PLEASE FORGIVE ME as I have not blogged in long time. I'm sure you all know how it is getting caught up with things in life like work, family in town, more work, a flea infestation in the home, going out of town, 4th of July festivities, aaaand more more work. Why can't we all just quit our jobs and sneak off to a private island and drink yummy drinks out a coconut under an umbrella? UGH. Seems so unfair.
The good part about work is that my job allows me to have the freedom to also work on furniture, and that makes me incredibly happy. I have heard a lot recently about metallic paint and I've been dying to try it out. I used a tutorial by Melanie at Lost and Found, you can find her page here.
Her step by step instructions are AMAZING and turned out perfectly. I did change just a couple things. To begin, she degreases her piece and also Ultra Grip, a primer. This piece was an older one and the wood was fairly porous so I did not use either of those.

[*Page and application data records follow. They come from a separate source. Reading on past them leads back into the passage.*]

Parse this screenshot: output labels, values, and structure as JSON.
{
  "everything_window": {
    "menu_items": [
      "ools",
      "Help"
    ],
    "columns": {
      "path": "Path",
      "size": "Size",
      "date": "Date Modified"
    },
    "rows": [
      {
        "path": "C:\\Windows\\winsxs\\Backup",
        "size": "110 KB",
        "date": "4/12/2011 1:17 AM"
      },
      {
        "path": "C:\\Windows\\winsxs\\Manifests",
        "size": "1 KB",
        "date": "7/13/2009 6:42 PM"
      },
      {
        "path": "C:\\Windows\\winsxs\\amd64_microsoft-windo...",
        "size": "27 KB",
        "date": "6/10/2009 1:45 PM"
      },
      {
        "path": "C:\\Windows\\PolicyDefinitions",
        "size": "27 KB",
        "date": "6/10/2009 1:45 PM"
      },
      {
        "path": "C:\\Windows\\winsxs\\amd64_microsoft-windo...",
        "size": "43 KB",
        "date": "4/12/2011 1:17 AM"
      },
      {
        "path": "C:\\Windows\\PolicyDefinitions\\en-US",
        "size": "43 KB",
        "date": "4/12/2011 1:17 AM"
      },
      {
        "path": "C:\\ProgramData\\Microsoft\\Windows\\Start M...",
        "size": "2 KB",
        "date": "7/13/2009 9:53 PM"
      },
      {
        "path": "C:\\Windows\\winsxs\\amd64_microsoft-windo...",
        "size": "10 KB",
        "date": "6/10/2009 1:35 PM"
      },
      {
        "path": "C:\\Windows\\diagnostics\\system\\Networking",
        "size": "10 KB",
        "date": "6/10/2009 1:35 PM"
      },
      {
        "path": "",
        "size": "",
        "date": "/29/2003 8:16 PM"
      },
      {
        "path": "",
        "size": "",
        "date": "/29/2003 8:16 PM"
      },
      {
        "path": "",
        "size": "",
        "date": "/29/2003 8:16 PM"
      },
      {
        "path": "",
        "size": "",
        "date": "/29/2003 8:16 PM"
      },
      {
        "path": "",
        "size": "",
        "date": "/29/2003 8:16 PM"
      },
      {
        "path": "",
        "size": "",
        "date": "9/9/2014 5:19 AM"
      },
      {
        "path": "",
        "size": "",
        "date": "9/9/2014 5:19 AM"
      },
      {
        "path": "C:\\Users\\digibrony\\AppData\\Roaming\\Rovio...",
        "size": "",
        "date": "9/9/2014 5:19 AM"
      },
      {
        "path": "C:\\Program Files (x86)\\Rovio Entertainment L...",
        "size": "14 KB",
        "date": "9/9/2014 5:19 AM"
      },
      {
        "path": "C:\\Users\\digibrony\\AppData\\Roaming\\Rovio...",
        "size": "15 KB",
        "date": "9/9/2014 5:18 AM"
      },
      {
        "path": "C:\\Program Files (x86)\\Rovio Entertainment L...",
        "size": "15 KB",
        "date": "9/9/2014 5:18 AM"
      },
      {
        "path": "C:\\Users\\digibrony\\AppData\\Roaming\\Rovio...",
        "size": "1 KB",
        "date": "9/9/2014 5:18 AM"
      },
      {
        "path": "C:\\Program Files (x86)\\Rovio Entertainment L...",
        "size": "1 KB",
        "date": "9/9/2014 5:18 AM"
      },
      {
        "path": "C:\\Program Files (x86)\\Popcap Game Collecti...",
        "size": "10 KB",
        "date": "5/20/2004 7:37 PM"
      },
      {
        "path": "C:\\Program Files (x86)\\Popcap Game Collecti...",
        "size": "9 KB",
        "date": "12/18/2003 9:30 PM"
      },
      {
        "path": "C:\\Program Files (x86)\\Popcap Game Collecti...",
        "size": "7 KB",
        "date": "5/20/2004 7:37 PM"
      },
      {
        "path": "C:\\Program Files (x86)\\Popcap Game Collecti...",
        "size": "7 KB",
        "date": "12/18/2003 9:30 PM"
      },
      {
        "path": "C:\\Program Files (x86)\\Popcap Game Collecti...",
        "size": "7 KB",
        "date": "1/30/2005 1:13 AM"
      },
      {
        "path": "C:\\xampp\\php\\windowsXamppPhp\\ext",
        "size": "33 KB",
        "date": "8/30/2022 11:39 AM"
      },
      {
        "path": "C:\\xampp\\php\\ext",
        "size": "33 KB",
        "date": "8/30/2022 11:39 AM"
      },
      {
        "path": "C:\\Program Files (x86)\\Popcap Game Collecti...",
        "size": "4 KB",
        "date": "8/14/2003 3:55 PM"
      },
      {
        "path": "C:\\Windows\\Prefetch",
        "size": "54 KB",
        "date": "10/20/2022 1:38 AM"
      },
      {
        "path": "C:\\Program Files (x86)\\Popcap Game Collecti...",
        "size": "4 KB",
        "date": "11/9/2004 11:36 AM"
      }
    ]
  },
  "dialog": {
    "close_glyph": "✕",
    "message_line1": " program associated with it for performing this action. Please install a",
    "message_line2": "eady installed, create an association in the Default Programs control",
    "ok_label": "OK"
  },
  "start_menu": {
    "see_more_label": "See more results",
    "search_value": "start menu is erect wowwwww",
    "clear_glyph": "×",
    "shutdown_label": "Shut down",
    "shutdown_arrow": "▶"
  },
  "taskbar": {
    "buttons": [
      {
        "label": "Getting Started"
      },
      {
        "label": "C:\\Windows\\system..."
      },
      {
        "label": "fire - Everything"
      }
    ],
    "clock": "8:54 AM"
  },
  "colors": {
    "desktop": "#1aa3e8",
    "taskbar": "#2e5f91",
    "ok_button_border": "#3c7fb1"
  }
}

So here is the vanity before. Well, kind of before. You can see in the bottom right corner that I already started...I do that ALL the time and forget to take a picture beforehand. Oops :)
I started off by painting the whole piece in bronze (on the left). Melanie describes that the real key to using metallic paint is layering to give it more depth, and she has a point. Plain metallic can look a little cheesy. This paint is very different from chalk paint, the consistency is super thin and flicks all over the place so make sure to use a tarp.
All gold errwhere, baby.
After the gold has dried, you dry brush black over the piece. Now here's the thing, I am not the biggest fan of dry brushing. It never seems to turn out the way that I want it to. So what I ended up doing instead is treating this paint almost like dark wax in a sense. I had my steel wool in one hand and brush in the other. Paint, rub in. Paint, rub in. Etc.
So whether you dry brush or just kind of rub the paint it, the point is just to get some darkness in certain areas for added depth.
Next step, cover the piece with the silver (on the right). On a sample piece I made to practice, I actually covered up the entire piece. Which covered all the cool dark areas I had created and the bronze. So you almost want to kind of dry brush (or whatever method you prefer) the silver on the piece as well.
Last but not least, clear top coat. I loooove trying out new finishing products so this was super exciting. It's an interesting consistency...almost like a really wet glue. It even dries on your skin like glue and gets flakey on your fingers. So if you're one of those that is weirded out by that I would suggest wearing gloves. I'm used to using clear wax and buffing it in. This was pretty easy, you just rub it in with a clean rag!
And Voila, this is the final result! Yasss.